___ Given data ___

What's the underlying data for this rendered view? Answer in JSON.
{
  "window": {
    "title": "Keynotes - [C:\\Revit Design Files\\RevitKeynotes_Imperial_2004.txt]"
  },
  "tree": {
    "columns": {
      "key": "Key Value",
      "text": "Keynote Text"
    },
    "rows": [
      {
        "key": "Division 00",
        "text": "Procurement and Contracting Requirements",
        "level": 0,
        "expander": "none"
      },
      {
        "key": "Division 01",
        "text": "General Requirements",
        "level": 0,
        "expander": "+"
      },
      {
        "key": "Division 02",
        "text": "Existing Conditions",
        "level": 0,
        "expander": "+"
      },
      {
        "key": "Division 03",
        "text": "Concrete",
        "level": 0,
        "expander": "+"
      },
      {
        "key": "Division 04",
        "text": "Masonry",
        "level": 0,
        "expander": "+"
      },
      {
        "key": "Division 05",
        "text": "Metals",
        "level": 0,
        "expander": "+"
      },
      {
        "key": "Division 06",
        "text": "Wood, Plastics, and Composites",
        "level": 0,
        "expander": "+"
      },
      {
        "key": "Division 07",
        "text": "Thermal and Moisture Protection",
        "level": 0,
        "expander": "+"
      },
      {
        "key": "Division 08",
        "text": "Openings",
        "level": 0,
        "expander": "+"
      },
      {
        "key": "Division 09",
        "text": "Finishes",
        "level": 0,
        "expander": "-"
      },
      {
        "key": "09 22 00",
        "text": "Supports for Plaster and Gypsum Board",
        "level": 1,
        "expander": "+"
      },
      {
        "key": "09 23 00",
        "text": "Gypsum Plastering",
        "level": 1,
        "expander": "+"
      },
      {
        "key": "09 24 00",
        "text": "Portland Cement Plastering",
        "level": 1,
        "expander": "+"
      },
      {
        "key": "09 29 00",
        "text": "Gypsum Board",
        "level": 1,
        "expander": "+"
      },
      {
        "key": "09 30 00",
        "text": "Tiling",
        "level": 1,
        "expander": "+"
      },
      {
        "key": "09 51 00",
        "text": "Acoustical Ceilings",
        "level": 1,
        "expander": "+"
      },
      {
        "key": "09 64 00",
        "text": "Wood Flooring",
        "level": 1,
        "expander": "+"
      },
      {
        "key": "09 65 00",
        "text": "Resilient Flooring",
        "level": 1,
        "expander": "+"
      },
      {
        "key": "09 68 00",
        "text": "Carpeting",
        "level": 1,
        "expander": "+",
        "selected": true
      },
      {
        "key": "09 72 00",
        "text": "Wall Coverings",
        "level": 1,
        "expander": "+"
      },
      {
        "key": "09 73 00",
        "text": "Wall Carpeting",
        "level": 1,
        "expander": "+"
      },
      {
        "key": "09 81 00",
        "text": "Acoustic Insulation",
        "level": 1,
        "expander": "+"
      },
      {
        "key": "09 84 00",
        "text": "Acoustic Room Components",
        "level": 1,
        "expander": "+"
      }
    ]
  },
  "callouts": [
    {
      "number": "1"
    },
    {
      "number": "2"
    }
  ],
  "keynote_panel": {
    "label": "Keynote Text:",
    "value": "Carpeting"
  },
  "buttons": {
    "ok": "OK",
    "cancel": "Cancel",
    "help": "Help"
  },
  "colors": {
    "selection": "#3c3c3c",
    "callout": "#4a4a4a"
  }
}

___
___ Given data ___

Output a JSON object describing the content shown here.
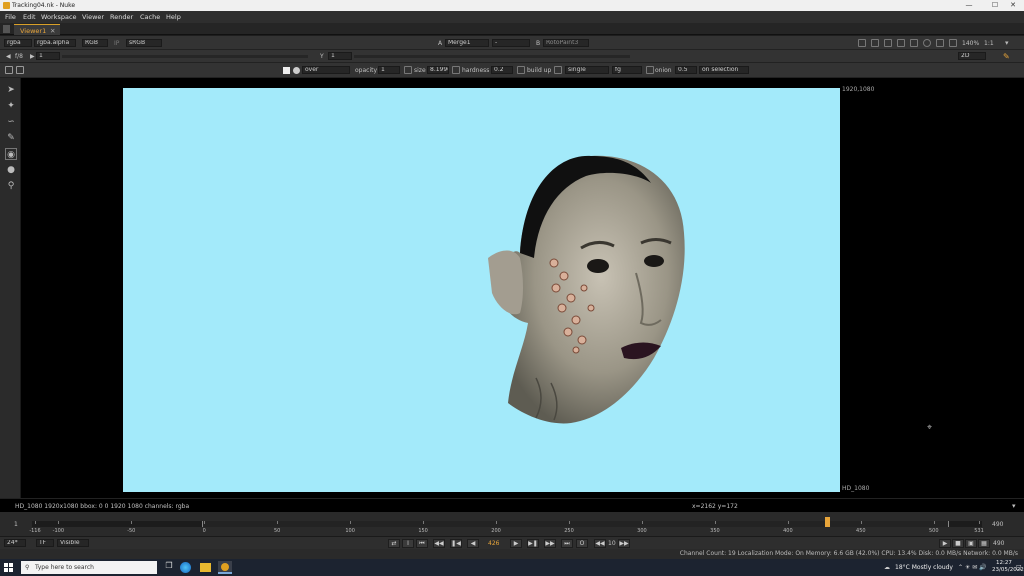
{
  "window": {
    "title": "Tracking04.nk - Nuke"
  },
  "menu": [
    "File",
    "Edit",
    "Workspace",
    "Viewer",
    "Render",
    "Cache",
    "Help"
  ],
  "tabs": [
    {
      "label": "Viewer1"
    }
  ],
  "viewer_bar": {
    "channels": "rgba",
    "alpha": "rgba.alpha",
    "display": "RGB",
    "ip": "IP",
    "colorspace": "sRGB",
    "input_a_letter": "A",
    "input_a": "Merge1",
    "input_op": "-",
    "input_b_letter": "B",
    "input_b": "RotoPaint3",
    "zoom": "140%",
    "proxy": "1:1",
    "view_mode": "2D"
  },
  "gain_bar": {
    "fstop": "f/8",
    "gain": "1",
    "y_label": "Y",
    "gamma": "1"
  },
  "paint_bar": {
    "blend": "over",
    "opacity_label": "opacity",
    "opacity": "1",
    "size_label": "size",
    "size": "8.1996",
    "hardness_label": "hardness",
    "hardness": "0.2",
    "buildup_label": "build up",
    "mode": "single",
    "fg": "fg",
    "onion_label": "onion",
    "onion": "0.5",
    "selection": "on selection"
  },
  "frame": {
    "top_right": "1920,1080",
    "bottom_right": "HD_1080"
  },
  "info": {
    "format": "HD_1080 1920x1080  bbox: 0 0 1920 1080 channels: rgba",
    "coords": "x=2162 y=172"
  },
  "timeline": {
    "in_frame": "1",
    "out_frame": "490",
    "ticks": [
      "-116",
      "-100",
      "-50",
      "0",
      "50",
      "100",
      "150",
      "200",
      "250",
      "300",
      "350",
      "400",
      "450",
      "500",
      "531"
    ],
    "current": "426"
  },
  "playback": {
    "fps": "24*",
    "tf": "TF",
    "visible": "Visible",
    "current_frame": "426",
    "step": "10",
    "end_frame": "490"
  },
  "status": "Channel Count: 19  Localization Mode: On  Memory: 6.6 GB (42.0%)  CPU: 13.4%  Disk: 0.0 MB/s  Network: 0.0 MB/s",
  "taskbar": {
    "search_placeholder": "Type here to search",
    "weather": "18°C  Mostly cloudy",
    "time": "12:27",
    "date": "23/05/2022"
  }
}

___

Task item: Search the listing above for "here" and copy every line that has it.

Finished task:
Output a JSON object describing the content shown here.
    "search_placeholder": "Type here to search",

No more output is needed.